U-T also collects county slush money
Yesterday, the San Diego Union-Tribune‘s “Watchdog” team published a story that analyzed how $315,000 in San Diego County public money funded faith-based organizations.
What the U-T might also have examined is how the newspaper itself will benefit from Neighborhood Reinvestment Program grants (aka, the Board of Supervisors’ “slush fund”). Thanks to Supervisor Ron Roberts and the Century Club of San Diego, the U-T has picked up an exclusive $45,000 advertising contract, more than half of which will be funded by tax dollars.
Do not be confused: The Century Club is not a gathering of fraternity brothers who can drink a shot glass of beer every minute for 100 minutes. The club is the civic organization that, for 48 years, has organized and promoted San Diego’s annual PGA Tour event.
It used to be called the Buick Invitational, but for 2011, it will have a new title sponsor. The Jan. 24 through 30 tournament will be called the Farmers Insurance Open. (Clarification: 2010 was also called the Farmers Insurance Open when the company stepped up at the last minute.)
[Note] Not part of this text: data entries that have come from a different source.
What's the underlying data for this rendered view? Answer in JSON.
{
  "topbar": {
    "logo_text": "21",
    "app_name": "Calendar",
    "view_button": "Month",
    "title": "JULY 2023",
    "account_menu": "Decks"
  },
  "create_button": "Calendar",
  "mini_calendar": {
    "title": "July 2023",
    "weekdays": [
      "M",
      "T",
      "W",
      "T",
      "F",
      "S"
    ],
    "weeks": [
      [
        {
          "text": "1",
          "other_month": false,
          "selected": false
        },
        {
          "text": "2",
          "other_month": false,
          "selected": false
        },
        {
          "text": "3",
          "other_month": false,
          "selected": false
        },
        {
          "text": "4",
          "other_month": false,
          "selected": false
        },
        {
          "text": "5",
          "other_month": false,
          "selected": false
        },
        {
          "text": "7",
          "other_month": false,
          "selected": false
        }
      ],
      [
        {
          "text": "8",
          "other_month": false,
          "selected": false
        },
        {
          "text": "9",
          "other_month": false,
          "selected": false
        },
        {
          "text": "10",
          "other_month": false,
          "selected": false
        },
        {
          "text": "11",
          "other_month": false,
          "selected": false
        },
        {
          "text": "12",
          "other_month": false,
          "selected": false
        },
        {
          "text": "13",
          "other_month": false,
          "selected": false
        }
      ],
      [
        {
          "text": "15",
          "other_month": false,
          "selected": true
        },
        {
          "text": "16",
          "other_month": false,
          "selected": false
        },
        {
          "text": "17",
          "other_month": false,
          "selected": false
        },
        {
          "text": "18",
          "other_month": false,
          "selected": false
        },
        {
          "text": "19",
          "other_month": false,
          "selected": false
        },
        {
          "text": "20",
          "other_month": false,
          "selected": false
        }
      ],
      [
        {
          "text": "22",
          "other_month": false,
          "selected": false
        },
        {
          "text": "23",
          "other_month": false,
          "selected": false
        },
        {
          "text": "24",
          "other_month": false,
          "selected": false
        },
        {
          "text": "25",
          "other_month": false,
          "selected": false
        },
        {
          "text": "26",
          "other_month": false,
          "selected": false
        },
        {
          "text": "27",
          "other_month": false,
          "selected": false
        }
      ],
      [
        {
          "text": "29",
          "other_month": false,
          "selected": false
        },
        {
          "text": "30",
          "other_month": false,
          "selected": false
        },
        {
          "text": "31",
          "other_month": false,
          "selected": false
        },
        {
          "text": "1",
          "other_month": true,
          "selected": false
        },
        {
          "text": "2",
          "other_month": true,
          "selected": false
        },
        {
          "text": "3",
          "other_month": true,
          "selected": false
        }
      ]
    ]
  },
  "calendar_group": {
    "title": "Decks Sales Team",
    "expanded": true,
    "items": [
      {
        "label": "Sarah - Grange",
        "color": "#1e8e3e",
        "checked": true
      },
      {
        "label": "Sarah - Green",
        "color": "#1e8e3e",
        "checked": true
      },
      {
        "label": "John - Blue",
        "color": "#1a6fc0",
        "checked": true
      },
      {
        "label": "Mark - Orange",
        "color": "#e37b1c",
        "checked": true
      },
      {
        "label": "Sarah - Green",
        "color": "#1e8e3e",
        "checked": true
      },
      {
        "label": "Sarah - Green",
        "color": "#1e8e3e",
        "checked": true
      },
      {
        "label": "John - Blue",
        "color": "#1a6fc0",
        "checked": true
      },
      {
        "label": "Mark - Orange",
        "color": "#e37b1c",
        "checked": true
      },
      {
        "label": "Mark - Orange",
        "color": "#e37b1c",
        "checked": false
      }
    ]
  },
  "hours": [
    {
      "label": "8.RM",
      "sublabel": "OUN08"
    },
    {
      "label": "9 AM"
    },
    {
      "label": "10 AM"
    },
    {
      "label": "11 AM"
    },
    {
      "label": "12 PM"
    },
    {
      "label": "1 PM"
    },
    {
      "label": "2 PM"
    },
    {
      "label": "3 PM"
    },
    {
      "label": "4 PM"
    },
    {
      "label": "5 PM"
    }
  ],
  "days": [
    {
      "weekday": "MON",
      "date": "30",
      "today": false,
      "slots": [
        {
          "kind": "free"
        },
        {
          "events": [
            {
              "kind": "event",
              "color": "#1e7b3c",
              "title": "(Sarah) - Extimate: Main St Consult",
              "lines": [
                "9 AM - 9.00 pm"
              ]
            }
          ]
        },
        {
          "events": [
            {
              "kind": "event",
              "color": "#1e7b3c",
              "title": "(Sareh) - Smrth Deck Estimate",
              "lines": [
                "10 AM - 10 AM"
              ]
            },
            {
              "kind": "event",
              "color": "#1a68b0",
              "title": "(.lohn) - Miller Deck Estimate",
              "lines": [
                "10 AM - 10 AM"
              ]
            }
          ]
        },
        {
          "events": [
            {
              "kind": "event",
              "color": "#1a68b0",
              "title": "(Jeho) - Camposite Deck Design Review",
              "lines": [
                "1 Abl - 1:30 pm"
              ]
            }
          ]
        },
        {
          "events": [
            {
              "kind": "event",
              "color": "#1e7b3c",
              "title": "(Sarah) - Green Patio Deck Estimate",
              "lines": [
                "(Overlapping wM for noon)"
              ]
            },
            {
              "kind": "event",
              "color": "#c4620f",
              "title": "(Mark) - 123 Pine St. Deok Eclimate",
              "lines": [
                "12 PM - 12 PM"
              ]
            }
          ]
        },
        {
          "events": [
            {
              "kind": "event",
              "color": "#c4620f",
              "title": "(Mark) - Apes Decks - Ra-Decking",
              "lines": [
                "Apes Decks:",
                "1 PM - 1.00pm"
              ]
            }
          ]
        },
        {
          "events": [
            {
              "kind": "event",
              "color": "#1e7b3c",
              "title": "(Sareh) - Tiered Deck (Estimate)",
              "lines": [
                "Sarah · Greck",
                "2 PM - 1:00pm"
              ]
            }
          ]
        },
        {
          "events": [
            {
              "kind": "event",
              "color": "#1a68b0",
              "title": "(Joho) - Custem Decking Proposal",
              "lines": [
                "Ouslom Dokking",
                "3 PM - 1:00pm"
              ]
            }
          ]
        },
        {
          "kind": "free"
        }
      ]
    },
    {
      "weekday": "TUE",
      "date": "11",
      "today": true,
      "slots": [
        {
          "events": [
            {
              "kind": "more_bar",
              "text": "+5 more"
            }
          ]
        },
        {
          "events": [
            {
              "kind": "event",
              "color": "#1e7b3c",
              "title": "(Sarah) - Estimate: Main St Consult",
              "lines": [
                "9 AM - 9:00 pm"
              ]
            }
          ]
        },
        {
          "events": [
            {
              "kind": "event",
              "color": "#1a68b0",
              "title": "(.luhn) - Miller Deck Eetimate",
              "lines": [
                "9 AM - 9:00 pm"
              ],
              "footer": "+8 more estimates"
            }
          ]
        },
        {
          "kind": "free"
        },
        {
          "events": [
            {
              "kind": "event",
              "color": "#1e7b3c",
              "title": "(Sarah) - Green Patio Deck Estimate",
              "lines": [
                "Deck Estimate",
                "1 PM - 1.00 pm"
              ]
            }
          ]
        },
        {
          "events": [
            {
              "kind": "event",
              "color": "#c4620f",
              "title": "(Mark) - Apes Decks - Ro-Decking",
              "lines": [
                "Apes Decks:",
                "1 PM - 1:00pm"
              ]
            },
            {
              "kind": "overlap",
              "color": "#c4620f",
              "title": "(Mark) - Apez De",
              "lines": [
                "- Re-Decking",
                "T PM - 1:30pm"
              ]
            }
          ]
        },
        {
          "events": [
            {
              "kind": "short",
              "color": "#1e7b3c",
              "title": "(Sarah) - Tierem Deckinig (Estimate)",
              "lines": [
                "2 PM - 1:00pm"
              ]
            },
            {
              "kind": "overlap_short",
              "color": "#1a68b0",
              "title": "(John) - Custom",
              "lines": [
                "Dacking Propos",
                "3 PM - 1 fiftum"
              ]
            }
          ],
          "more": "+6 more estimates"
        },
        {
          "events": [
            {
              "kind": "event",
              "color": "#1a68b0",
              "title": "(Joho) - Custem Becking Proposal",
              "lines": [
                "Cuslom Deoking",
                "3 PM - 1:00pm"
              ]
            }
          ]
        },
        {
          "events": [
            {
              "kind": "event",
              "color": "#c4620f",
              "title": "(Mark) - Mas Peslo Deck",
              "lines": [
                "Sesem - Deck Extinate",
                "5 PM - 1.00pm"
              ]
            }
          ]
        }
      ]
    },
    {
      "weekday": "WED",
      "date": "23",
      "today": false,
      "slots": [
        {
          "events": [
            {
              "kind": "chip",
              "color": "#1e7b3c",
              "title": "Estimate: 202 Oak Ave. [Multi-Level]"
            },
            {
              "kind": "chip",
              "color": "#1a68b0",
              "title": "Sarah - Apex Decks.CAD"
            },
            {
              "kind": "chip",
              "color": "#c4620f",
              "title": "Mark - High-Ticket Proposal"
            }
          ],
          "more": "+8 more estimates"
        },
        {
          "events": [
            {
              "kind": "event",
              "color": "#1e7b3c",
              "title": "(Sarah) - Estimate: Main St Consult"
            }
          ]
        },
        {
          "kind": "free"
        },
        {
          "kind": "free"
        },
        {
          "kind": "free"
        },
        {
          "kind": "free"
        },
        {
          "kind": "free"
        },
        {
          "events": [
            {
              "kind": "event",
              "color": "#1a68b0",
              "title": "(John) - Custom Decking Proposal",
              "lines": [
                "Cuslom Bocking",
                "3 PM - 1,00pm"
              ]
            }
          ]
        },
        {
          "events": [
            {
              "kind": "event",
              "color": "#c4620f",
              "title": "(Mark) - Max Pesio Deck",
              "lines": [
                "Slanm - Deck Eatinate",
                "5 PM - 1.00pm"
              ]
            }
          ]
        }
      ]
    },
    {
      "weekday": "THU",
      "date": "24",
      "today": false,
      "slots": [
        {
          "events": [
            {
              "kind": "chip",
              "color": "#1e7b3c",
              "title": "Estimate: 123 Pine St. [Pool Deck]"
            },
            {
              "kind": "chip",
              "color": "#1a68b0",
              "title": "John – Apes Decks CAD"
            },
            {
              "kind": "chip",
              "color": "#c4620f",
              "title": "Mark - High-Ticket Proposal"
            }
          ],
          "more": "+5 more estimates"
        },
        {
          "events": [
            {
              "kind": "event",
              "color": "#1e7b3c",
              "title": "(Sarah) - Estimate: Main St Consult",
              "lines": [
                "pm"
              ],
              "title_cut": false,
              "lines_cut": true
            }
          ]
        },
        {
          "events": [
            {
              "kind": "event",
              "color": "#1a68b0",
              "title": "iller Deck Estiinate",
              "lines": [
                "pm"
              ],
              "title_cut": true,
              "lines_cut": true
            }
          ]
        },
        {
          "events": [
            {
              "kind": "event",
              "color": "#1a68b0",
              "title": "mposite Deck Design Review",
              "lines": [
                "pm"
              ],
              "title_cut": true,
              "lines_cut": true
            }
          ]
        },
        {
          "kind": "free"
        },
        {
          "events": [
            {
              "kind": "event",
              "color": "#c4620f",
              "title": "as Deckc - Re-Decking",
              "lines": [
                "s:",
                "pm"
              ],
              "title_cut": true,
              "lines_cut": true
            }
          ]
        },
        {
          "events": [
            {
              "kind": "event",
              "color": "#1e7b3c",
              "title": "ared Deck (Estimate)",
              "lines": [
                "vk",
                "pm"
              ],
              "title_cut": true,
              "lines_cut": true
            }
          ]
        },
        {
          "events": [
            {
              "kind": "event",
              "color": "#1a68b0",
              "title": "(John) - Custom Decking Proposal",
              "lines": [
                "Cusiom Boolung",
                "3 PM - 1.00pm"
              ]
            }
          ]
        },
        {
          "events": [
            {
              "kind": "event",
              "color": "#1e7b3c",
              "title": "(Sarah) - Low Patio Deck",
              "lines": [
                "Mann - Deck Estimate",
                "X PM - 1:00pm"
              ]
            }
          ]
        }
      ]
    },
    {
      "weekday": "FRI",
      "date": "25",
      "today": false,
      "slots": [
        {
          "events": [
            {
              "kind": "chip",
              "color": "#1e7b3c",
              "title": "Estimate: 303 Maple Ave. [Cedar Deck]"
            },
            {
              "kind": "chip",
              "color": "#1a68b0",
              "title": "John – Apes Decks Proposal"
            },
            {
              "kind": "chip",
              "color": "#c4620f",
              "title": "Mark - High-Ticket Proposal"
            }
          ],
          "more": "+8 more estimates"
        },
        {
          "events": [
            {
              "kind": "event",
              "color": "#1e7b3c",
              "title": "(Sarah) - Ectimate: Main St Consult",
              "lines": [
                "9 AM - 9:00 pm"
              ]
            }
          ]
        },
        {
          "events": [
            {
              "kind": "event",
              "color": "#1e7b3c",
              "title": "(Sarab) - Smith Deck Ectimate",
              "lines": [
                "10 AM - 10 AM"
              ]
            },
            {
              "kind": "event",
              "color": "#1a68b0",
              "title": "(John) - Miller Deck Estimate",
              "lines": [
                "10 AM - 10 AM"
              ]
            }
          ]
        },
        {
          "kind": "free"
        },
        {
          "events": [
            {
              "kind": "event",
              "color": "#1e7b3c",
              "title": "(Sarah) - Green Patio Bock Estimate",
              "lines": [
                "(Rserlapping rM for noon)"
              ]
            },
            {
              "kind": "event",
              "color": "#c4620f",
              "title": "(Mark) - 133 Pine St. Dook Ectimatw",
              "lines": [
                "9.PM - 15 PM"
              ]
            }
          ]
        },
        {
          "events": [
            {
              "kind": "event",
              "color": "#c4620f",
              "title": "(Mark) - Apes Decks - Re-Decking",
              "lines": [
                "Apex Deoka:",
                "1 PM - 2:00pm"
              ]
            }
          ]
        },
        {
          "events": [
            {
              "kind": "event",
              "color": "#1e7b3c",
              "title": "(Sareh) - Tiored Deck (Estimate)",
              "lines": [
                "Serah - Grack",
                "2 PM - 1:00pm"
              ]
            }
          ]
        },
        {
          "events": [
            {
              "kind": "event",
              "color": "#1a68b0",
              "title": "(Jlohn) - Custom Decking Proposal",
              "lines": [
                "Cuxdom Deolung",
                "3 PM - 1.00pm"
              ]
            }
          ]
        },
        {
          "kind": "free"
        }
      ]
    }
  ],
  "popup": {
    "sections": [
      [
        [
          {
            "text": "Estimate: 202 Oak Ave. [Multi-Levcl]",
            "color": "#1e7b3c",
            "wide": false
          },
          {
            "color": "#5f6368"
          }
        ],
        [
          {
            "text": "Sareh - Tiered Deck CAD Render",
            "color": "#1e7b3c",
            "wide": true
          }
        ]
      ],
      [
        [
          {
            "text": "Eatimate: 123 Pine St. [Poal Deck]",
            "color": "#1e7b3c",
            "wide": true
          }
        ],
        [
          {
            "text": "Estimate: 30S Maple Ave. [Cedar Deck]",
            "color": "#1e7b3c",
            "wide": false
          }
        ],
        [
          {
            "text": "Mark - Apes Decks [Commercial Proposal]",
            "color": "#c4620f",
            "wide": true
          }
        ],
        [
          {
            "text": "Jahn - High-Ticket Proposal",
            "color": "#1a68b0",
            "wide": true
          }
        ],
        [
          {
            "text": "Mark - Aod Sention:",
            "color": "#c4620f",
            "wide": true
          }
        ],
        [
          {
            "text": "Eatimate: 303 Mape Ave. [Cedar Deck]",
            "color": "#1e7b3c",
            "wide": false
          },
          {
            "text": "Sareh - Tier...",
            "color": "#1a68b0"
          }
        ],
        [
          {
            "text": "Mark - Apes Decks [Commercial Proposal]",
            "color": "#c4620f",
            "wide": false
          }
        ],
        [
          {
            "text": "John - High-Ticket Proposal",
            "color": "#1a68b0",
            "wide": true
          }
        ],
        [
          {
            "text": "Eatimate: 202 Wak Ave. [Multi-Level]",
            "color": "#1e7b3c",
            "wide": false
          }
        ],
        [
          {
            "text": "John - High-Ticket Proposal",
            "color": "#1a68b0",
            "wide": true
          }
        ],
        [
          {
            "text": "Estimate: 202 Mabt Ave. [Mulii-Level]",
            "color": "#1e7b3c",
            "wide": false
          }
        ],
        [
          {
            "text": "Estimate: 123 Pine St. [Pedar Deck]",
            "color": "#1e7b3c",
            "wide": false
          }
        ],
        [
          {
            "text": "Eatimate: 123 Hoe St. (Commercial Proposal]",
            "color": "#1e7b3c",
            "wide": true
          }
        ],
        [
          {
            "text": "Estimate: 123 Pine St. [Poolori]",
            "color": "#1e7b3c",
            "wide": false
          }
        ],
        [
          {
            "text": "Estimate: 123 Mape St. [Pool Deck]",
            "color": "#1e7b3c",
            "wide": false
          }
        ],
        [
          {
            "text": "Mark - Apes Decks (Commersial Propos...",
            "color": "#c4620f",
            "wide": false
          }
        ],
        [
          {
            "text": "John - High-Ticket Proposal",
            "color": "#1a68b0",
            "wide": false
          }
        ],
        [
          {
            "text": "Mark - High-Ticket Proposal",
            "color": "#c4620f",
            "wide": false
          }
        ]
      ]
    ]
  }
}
The Century Club asked Roberts to sponsor a $25,000 grant to help pay for the tournament’s $45,000 rebranding campaign. On June 29, 2010, the Supervisors approved the request. The Union-Tribune is the sole media outlet that will be paid out of the grant.
According to the application form (pdf), the media buy includes:
- Eight-inch advertisements in the U-T‘s Sports section that will run on Dec. 13 and 20 and Jan. 10. $3,540 each.
- E-mail blasts to 31,689 U-T subscribers on Dec. 15 and Jan. 12. $1,792 each.
- 110,000 spectator guides that will be published by the U-T and distributed to “select Union-Tribune subscribers” on the Monday of the tournament week. $31,648.
So, in addition to the advertising, the U-T gets to offer its readers an exclusive publication subsidized by tax dollars.
Here’s the irony: Last fall the U-T editorial board railed against this kind of spending, using Roberts’ $20,000 grant to build a “self-reflection garden” at a state prison as a rhetorical conceit:
We wish Slater-Price, Roberts, Dianne Jacob, Bill Horn and Greg Cox would take a trip to the prison and sit in the garden and reflect on the utter inappropriateness of the board doling out more than $100 million in taxpayer-provided slush funds since 1998. They could also reflect on the outrageousness of the slush funds surviving the budget ax that has felled so many much more worthy county projects and programs the past year because of plunging revenue due to the deep recession.
Then, after all this self-reflection, Slater-Price, Roberts, Jacob, Horn and Cox could figure out their obvious course of action: They should kill the slush funds.
It seems to me the editorial board needs to roll up its newly redesigned paper and give its own slush puppies a spanking.